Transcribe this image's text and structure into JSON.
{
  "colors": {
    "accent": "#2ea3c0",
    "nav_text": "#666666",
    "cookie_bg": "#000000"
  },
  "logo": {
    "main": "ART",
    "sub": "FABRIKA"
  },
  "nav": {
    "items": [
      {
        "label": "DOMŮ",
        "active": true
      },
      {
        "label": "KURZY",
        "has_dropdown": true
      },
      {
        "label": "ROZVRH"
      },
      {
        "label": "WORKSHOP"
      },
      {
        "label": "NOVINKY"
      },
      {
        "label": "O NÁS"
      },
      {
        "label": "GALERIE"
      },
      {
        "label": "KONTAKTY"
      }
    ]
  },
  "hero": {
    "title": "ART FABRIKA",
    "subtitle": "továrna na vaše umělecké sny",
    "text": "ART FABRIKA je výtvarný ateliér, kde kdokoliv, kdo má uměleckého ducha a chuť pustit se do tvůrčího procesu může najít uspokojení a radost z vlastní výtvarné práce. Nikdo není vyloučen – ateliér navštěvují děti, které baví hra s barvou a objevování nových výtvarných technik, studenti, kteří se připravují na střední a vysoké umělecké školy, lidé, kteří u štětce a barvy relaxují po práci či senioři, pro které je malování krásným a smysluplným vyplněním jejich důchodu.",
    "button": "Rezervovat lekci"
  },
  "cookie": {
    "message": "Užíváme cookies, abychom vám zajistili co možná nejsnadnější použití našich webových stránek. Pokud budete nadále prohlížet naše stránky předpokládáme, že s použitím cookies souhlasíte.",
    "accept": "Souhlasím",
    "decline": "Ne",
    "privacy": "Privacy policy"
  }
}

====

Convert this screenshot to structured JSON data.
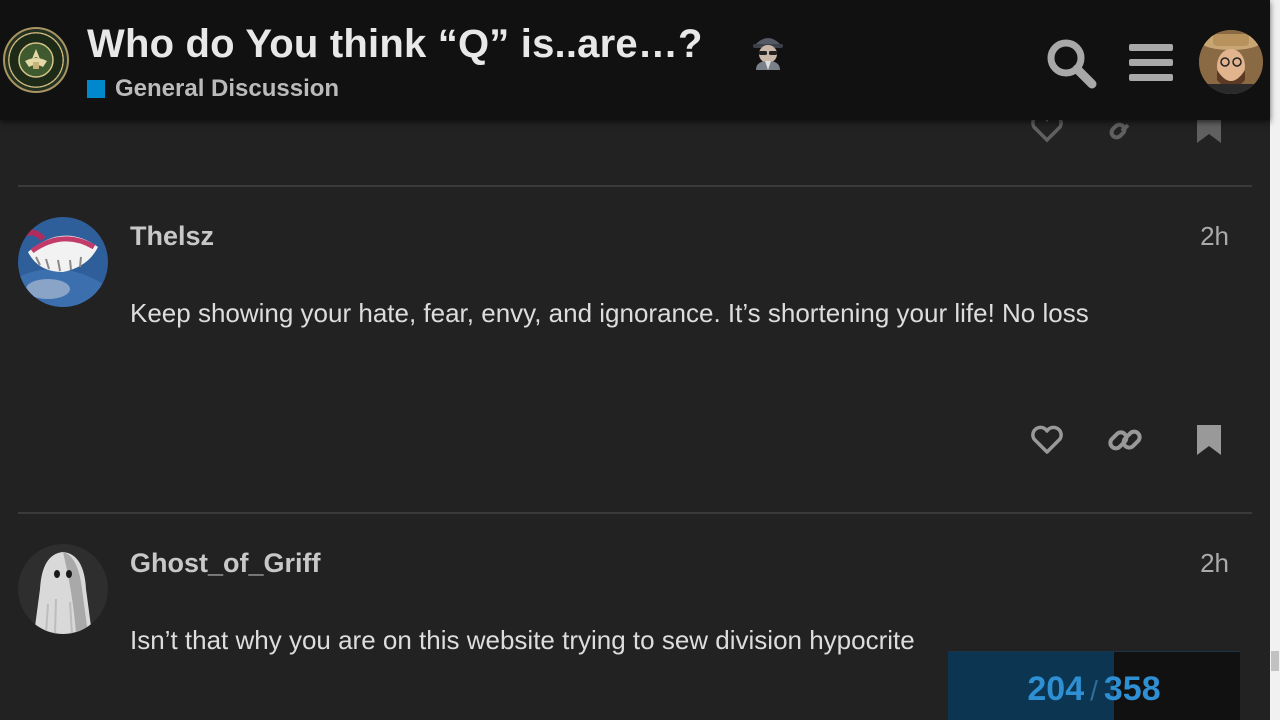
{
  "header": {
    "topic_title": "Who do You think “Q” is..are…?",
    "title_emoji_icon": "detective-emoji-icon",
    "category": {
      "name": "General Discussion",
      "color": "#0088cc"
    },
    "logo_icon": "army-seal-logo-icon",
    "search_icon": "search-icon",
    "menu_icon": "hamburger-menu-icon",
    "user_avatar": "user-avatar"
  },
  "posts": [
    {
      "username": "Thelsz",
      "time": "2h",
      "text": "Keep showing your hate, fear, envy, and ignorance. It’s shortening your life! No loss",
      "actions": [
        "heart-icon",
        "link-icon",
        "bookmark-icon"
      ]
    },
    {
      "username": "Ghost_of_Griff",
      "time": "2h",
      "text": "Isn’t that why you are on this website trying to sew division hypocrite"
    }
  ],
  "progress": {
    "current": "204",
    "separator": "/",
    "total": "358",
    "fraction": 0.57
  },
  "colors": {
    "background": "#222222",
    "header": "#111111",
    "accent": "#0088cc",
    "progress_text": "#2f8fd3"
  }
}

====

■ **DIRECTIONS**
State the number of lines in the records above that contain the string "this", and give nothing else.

■ **ANSWER**
3